India has started rolling out plans for a digital rupee, joining a wave of countries pushing to make payments and other transactions more efficient through similar steps. But analysts and observers warn uptake could be slow in a nation that has traditionally been heavily dependent on cash.
The country’s central bank said in a paper this month that the “e-rupee” would have “limited pilot launches” in the fiscal year running to the end of next March, without giving a time frame for the broader introduction of a finalized version of the currency.
Eleven nations, including the Bahamas and Jamaica, have launched sovereign digital currencies so far, while China, South Korea, Russia, Saudi Arabia, and another 11 have been running pilots, according to the Atlantic Council think tank.
“Given the technology adoption and progress [in digital payments], you wouldn’t want to be left behind,” said Kunal Kumar Kundu, India economist at financial services company Societe Generale. “It doesn’t make sense not to be there when the tide is definitely towards [digital currencies].”
Such currencies are overseen by each nation’s central bank, making them different from cryptocurrencies like Bitcoin which have increasingly come under the spotlight in recent years. The e-rupee will be “freely convertible against commercial bank money and cash,” the Reserve Bank of India said in its paper.
“It is the responsibility of [the] central bank to provide its citizens with a risk-free central bank digital money which will provide the users the same experience of dealing in currency in digital form, without any risks associated with private cryptocurrencies,” said the RBI.
It added that cryptocurrencies could “undermine … authorities’ potential to determine and regulate monetary policy and [the] monetary system.”
The move follows a sharp spike in digital payments in India amid the COVID-19 pandemic, led by apps such as Paytm, PhonePe, and Google Pay. Indeed, RBI data shows the number of such payments shot up 64% from the year before to about 72 billion in the financial year that ended in March 2022.
The RBI said the e-rupee will cut the cost of cash management for the country, with the bill for producing physical currency hitting INR 50 billion (USD 60 million) in the 2022 fiscal year. And, with India being the world’s largest recipient of remittances at USD 87 billion in 2021, the central bank also expects the digital currency to boost cross-border payments.
Meanwhile, the RBI is also working on ways to enable access to digital currency without an internet connection—a move it says will help distribute financial aid and subsidies to millions of Indians living in remote areas. Only 825 million of India’s 1.4 billion people have internet access, according to government estimates.
Possible approaches include letting users download e-rupees to a dedicated wallet on a phone. Currencies could then be shifted from one phone to another using Bluetooth and other near-field communication technologies, according to the RBI.

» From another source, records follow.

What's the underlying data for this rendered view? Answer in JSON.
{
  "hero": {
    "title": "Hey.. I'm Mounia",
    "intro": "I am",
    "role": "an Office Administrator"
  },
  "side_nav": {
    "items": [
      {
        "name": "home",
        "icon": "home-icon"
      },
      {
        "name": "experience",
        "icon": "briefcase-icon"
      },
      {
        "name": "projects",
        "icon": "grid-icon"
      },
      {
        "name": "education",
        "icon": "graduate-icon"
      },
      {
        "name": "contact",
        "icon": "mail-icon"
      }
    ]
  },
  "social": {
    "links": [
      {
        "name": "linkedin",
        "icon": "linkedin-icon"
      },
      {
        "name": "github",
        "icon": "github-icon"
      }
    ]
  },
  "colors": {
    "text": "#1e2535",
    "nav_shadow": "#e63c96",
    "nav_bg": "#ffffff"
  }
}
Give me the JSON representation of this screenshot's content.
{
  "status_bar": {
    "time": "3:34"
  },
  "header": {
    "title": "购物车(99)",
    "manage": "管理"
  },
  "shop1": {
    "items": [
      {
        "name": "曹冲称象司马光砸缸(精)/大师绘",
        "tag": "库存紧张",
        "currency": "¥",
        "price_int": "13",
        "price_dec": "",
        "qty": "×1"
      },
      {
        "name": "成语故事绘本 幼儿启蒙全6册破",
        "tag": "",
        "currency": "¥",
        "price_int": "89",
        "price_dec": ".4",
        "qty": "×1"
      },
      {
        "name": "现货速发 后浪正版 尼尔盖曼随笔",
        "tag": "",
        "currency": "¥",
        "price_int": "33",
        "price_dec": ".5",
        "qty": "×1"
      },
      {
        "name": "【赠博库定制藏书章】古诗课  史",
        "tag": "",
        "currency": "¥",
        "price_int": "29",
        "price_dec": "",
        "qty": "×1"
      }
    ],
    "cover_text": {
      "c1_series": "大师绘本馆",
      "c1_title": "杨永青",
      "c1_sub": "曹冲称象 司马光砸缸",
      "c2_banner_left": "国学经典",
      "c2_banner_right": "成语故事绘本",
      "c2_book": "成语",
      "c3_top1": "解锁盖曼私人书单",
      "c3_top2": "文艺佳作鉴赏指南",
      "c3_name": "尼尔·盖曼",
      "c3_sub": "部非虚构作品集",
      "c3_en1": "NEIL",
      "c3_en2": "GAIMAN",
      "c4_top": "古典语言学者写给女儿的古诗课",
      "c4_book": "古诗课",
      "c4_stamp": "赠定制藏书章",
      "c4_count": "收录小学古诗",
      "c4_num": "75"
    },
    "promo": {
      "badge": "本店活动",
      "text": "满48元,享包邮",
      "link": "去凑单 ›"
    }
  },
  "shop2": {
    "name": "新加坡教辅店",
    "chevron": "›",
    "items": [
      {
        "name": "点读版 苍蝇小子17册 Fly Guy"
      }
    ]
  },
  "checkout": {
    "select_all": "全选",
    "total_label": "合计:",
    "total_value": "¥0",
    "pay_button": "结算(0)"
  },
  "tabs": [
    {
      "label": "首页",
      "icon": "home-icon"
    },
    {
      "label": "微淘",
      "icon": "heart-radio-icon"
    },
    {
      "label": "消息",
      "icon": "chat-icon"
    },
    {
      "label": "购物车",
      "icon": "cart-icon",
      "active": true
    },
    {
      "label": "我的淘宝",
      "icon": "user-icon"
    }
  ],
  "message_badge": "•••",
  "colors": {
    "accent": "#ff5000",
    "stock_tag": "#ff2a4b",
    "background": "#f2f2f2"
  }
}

“If [subsidies] are given in a digital format to an e-rupee account, its usage can be possibly traced,” said Mihir Gandhi, partner, payments transformation at PwC. “The government can ensure that the money is being used for the purpose it is meant to be.”
But for similar reasons, persuading would-be users to adopt digital currencies could be tricky for the government and banks, said Madan Sabnavis, chief economist at Bank of Baroda.
The traceability of e-rupee transactions could become a deterrent to its uptake in India where cash transactions are still hugely popular, largely because of their anonymity. According to government data, the volume of banknotes in circulation rose 5% on the year in fiscal 2022, underscoring their enduring popularity, with the high-denomination INR 500 (USD 6) bill accounting for 35% of the total volume.
“When you get to digital currency, it can never become anonymous, and the identity of the persons [involved in the transaction] is known,” said Sabnavis. “It can never replace physical currency.”
Another possible hurdle is that the government may need to ensure bank accounts holding the digital currency offer consumers the same benefits as any other, especially when it comes to factors such as interest payments.
On the other hand, banks could suffer if there’s a sudden rush toward the e-rupee. “In the case of large-scale adoption [of the e-rupee], there could be a challenge that more low-cost deposits move out from banks to the digital form,” said Kundu. “If the banks start losing out on low-cost deposits, their cost of capital would be higher.”
The RBI also noted in its paper that digital currencies could “pose certain risks that may have a bearing on important public policy issues, such as risk to financial stability, monetary policy, financial market structure and the cost and availability of credit,” without elaborating.